Section 230, which is described by proponents as a tool for protecting freedom of expression and innovation on the Internet, protects websites from legal liability for content that their users publish.
So long as websites act in “good faith,” they can remove content that is offensive or otherwise objectionable.
In a senate hearing, scheduled for 28 October, Zuckerberg is expected to support changing the legislation, which has recently become more politically controversial.
The growing debate over the legislation “shows that people of all political persuasions are unhappy with the status quo”, Zuckerberg said in a prepared statement.
“People want to know that companies are taking responsibility for combating harmful content – especially illegal activity – on their platforms. They want to know that when platforms remove content, they are doing so fairly and transparently. And they want to make sure that platforms are held accountable,
“Section 230 made it possible for every major internet service to be built and ensured important values like free expression and openness were part of how platforms operate. Changing it is a significant decision. However, I believe Congress should update the law to make sure it’s working as intended.”
The reason that Section 230, which was enacted in 1996, has become so contentious recently is partly because of president Donald Trump, who targeted the legislation with an executive order in May.

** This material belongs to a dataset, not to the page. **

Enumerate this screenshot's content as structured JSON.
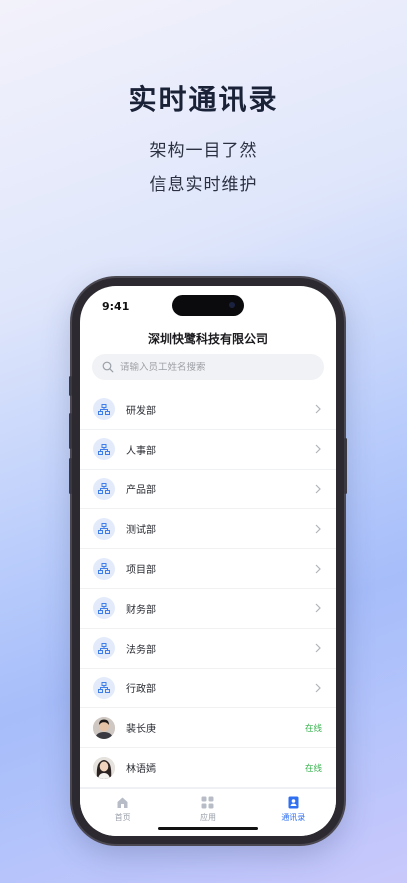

Mr Trump believes that the law is being used to shield social media companies such as Twitter, Facebook, and search giant Google from perceived bias against the Republican, something that the social media companies have regularly denied and which is legally unrelated to Section 230 legislation.
Nevertheless, the incorrect notion that Section 230 is married to a form of ‘political neutrality’ is one that has been repeatedly spread by Republican congresspeople such as Ted Cruz and Josh Hawley since 2018, despite not being accurate.
Democratic presidential candidate Joe Biden also believes that Section 230 needs to be “revoked”, seemingly so Facebook could be sued for hosting false information yet are “exempt from being sued”.
While Section 230 protects Facebook, Twitter, and other “Big Tech” platforms from legal ramifications, it applies to all websites.
“Under the law, bloggers are not liable for comments left by readers, the work of guest bloggers, tips sent via email, or information received through RSS feeds. This legal protection can still hold even if a blogger is aware of the objectionable content or makes editorial judgments” the Electronic Frontier Foundation explains.
Twitter CEO Jack Dorsey is set to defend the legislation, as does CEO of Alphabet and Google, Sundar Pichai.
“Undermining Section 230 will result in far more removal of online speech and impose severe limitations on our collective ability to address harmful content and protect people online,” Dorsey said.
Pichai said that lawmakers should “be very thoughtful about any changes to Section 230 and to be very aware of the consequences those changes might have on businesses and consumers.”
Should Section 230 be changed, it could result in more political censorship, rather than less.
The Section 230 protection has stopped Twitter from taking action against the inflammatory content Mr Trump is prone to post.
“Ironically, Donald Trump is a big beneficiary of Section 230,” said Kate Ruane, a senior legislative counsel for the American Civil Liberties Union, said in May.
“If platforms were not immune under the law, then they would not risk the legal liability that could come with hosting Donald Trump’s lies, defamation and threats.”